[EXERCISE MATERIALS Boundary: Start]

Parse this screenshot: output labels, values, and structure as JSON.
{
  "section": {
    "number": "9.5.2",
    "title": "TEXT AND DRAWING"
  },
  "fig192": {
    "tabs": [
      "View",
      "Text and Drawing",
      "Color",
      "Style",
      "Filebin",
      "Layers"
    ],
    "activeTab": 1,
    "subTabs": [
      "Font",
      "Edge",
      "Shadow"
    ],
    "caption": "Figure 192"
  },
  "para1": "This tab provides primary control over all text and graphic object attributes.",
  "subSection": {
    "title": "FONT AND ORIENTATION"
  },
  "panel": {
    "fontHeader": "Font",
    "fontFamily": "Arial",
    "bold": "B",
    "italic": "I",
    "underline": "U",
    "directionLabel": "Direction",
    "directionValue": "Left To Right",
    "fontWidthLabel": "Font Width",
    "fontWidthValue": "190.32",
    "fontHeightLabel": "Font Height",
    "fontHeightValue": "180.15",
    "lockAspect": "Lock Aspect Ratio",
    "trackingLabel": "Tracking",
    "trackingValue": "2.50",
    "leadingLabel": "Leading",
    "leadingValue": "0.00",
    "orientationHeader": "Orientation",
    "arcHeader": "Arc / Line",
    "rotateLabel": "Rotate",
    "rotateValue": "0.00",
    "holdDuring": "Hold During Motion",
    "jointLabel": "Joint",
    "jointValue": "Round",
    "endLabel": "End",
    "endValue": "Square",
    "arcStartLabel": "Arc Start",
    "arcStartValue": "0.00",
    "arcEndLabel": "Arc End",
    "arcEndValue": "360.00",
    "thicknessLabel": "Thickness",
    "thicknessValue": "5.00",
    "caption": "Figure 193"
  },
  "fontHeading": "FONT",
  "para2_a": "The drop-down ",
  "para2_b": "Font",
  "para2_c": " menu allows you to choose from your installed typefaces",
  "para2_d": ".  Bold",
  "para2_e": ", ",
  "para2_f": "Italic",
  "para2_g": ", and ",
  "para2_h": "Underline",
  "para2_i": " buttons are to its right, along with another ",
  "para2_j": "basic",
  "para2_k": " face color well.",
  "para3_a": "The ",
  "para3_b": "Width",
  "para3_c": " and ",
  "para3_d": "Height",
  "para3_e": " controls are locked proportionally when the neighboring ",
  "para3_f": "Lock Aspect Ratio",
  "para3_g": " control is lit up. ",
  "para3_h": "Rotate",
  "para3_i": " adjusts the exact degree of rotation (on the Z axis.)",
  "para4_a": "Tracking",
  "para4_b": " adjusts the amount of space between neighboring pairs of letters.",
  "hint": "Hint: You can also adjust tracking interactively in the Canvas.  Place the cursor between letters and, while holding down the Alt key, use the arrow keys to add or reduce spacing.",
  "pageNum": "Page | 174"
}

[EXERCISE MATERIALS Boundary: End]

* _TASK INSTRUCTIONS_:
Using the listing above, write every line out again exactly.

* _REPLY TO THE TASK_:
Parse this screenshot: output labels, values, and structure as JSON.
{
  "section": {
    "number": "9.5.2",
    "title": "TEXT AND DRAWING"
  },
  "fig192": {
    "tabs": [
      "View",
      "Text and Drawing",
      "Color",
      "Style",
      "Filebin",
      "Layers"
    ],
    "activeTab": 1,
    "subTabs": [
      "Font",
      "Edge",
      "Shadow"
    ],
    "caption": "Figure 192"
  },
  "para1": "This tab provides primary control over all text and graphic object attributes.",
  "subSection": {
    "title": "FONT AND ORIENTATION"
  },
  "panel": {
    "fontHeader": "Font",
    "fontFamily": "Arial",
    "bold": "B",
    "italic": "I",
    "underline": "U",
    "directionLabel": "Direction",
    "directionValue": "Left To Right",
    "fontWidthLabel": "Font Width",
    "fontWidthValue": "190.32",
    "fontHeightLabel": "Font Height",
    "fontHeightValue": "180.15",
    "lockAspect": "Lock Aspect Ratio",
    "trackingLabel": "Tracking",
    "trackingValue": "2.50",
    "leadingLabel": "Leading",
    "leadingValue": "0.00",
    "orientationHeader": "Orientation",
    "arcHeader": "Arc / Line",
    "rotateLabel": "Rotate",
    "rotateValue": "0.00",
    "holdDuring": "Hold During Motion",
    "jointLabel": "Joint",
    "jointValue": "Round",
    "endLabel": "End",
    "endValue": "Square",
    "arcStartLabel": "Arc Start",
    "arcStartValue": "0.00",
    "arcEndLabel": "Arc End",
    "arcEndValue": "360.00",
    "thicknessLabel": "Thickness",
    "thicknessValue": "5.00",
    "caption": "Figure 193"
  },
  "fontHeading": "FONT",
  "para2_a": "The drop-down ",
  "para2_b": "Font",
  "para2_c": " menu allows you to choose from your installed typefaces",
  "para2_d": ".  Bold",
  "para2_e": ", ",
  "para2_f": "Italic",
  "para2_g": ", and ",
  "para2_h": "Underline",
  "para2_i": " buttons are to its right, along with another ",
  "para2_j": "basic",
  "para2_k": " face color well.",
  "para3_a": "The ",
  "para3_b": "Width",
  "para3_c": " and ",
  "para3_d": "Height",
  "para3_e": " controls are locked proportionally when the neighboring ",
  "para3_f": "Lock Aspect Ratio",
  "para3_g": " control is lit up. ",
  "para3_h": "Rotate",
  "para3_i": " adjusts the exact degree of rotation (on the Z axis.)",
  "para4_a": "Tracking",
  "para4_b": " adjusts the amount of space between neighboring pairs of letters.",
  "hint": "Hint: You can also adjust tracking interactively in the Canvas.  Place the cursor between letters and, while holding down the Alt key, use the arrow keys to add or reduce spacing.",
  "pageNum": "Page | 174"
}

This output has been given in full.